= Task to carry out =
Counting only lines that contain the word "Worship", state the total for the listing below and nothing else.

= Records provided =
================

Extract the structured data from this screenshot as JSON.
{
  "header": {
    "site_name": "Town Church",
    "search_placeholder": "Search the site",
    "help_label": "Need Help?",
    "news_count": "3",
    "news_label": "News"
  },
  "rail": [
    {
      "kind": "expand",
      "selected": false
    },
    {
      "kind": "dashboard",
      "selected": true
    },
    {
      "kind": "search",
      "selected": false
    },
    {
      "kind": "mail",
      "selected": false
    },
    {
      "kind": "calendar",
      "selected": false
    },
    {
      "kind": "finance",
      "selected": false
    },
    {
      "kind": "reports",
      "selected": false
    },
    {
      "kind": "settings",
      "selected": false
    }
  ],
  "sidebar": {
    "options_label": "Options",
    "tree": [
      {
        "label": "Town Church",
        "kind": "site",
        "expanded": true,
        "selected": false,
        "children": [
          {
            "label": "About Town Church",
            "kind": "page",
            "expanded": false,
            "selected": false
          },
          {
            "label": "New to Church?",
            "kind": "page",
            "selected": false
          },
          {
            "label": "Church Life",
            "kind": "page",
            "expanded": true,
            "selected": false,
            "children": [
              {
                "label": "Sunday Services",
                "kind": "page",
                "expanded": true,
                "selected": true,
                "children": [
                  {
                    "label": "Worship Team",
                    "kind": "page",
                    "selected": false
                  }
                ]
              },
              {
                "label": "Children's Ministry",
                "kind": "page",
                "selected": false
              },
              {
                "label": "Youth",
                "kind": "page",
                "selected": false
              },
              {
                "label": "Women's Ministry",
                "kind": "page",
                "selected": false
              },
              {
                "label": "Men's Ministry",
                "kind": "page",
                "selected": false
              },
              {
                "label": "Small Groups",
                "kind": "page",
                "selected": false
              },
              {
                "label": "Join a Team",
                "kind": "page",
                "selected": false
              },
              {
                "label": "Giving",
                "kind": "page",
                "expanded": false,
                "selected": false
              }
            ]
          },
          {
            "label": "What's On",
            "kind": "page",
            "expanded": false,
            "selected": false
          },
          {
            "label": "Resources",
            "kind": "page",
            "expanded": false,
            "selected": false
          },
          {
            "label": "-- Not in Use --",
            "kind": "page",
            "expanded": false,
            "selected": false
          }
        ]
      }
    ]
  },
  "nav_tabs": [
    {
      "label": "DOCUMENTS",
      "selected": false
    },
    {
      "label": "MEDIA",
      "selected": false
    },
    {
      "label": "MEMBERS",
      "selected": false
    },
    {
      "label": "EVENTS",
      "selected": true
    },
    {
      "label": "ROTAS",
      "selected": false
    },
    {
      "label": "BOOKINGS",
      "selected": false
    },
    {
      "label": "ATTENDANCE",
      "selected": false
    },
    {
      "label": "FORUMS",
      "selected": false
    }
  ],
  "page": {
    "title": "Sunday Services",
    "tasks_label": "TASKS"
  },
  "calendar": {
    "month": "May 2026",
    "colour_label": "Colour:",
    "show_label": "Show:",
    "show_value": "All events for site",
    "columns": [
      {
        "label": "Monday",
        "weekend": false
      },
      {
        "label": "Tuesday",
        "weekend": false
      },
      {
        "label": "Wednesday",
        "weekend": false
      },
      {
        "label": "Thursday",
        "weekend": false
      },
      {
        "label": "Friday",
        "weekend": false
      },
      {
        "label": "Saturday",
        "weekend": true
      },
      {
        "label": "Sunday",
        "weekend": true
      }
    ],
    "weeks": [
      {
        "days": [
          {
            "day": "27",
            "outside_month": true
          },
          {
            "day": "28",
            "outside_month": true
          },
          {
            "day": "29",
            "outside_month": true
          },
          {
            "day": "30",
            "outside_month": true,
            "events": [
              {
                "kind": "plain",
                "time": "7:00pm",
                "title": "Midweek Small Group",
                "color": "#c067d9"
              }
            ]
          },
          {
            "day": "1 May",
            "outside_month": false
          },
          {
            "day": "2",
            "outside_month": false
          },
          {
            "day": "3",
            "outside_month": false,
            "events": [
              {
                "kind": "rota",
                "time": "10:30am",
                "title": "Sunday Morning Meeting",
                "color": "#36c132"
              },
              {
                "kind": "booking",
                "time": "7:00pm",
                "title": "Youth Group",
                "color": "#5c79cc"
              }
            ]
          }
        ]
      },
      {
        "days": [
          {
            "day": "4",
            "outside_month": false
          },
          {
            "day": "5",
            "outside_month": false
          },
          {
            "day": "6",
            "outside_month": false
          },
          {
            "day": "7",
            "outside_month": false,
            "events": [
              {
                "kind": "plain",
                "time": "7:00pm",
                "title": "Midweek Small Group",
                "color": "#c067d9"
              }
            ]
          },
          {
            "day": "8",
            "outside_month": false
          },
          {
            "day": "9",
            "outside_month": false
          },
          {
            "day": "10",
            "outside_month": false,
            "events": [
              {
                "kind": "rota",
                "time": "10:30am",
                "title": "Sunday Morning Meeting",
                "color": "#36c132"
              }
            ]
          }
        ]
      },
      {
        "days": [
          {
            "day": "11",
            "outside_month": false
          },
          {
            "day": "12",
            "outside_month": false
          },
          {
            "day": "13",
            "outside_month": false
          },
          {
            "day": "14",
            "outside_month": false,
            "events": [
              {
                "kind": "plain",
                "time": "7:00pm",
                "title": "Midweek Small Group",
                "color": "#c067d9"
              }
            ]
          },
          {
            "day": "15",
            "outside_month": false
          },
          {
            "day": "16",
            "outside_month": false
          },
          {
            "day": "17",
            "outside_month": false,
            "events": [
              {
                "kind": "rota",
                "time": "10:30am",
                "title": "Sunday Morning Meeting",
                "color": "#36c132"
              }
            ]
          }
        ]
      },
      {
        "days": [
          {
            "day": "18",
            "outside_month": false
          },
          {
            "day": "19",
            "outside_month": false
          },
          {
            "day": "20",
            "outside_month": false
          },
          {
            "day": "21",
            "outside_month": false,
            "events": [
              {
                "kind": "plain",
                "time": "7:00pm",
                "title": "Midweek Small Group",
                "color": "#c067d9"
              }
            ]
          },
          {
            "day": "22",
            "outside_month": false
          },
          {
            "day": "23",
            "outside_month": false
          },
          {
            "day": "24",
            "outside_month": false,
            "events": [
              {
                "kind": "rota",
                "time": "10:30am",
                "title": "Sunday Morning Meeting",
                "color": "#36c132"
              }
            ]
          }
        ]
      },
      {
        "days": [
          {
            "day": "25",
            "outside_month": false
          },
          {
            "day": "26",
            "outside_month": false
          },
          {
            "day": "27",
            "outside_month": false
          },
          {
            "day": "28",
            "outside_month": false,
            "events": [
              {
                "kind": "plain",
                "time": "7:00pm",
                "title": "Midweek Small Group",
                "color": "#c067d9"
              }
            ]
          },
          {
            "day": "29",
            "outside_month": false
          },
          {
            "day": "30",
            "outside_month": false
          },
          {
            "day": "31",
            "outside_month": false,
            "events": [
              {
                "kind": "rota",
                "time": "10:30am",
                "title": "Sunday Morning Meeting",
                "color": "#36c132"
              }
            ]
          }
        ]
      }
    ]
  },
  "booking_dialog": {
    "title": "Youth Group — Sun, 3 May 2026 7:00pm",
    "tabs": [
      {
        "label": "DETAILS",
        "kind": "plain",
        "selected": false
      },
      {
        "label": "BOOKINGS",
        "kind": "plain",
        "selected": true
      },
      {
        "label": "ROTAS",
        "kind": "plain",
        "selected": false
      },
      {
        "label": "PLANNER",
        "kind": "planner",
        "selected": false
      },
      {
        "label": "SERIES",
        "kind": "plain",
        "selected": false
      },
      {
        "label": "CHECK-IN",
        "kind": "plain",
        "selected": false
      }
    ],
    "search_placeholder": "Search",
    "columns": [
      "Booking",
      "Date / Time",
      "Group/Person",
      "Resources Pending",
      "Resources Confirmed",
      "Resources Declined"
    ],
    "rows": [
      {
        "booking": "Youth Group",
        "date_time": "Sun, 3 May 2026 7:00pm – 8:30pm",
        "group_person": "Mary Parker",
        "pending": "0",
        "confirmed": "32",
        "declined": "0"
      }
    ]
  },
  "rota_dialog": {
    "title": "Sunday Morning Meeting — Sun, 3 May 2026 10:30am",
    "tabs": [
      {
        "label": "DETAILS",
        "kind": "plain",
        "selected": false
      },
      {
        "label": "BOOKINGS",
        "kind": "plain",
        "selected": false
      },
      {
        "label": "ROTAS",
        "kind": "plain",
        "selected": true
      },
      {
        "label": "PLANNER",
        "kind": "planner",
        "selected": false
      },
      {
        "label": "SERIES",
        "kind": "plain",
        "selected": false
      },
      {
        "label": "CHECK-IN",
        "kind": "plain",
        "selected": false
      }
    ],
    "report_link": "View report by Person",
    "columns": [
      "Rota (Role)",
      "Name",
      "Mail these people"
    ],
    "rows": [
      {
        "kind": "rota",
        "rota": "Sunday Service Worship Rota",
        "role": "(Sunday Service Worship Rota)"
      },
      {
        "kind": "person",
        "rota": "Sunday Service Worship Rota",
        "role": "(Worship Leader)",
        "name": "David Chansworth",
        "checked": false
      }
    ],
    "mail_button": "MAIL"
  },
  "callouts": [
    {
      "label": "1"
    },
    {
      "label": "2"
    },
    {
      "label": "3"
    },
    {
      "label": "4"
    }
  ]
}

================

= Response for this exercise =
5